INSTRUCTIONS TO FOLLOW:
Print back each record unchanged, without pictures.

*** RECORDS SHOWN Section Begins ***

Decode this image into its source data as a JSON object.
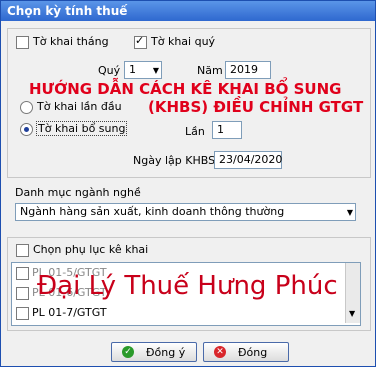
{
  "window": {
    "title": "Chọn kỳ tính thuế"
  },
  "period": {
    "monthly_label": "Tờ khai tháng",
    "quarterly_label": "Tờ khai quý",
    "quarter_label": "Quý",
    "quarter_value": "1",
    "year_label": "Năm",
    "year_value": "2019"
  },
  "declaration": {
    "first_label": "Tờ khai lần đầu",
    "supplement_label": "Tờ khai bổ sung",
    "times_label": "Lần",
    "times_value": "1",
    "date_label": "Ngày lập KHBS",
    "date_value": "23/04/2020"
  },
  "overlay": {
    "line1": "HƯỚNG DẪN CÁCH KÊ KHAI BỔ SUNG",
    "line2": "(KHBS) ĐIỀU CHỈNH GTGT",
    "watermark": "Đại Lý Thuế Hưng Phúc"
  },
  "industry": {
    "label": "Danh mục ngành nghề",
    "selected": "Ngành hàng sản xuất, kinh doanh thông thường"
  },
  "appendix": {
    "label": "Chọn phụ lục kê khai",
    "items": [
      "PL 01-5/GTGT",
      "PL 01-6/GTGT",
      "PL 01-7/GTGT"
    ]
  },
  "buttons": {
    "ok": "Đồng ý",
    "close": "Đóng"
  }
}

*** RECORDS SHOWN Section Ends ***

EXERCISE OUTPUT:
Decode this image into its source data as a JSON object.
{
  "window": {
    "title": "Chọn kỳ tính thuế"
  },
  "period": {
    "monthly_label": "Tờ khai tháng",
    "quarterly_label": "Tờ khai quý",
    "quarter_label": "Quý",
    "quarter_value": "1",
    "year_label": "Năm",
    "year_value": "2019"
  },
  "declaration": {
    "first_label": "Tờ khai lần đầu",
    "supplement_label": "Tờ khai bổ sung",
    "times_label": "Lần",
    "times_value": "1",
    "date_label": "Ngày lập KHBS",
    "date_value": "23/04/2020"
  },
  "overlay": {
    "line1": "HƯỚNG DẪN CÁCH KÊ KHAI BỔ SUNG",
    "line2": "(KHBS) ĐIỀU CHỈNH GTGT",
    "watermark": "Đại Lý Thuế Hưng Phúc"
  },
  "industry": {
    "label": "Danh mục ngành nghề",
    "selected": "Ngành hàng sản xuất, kinh doanh thông thường"
  },
  "appendix": {
    "label": "Chọn phụ lục kê khai",
    "items": [
      "PL 01-5/GTGT",
      "PL 01-6/GTGT",
      "PL 01-7/GTGT"
    ]
  },
  "buttons": {
    "ok": "Đồng ý",
    "close": "Đóng"
  }
}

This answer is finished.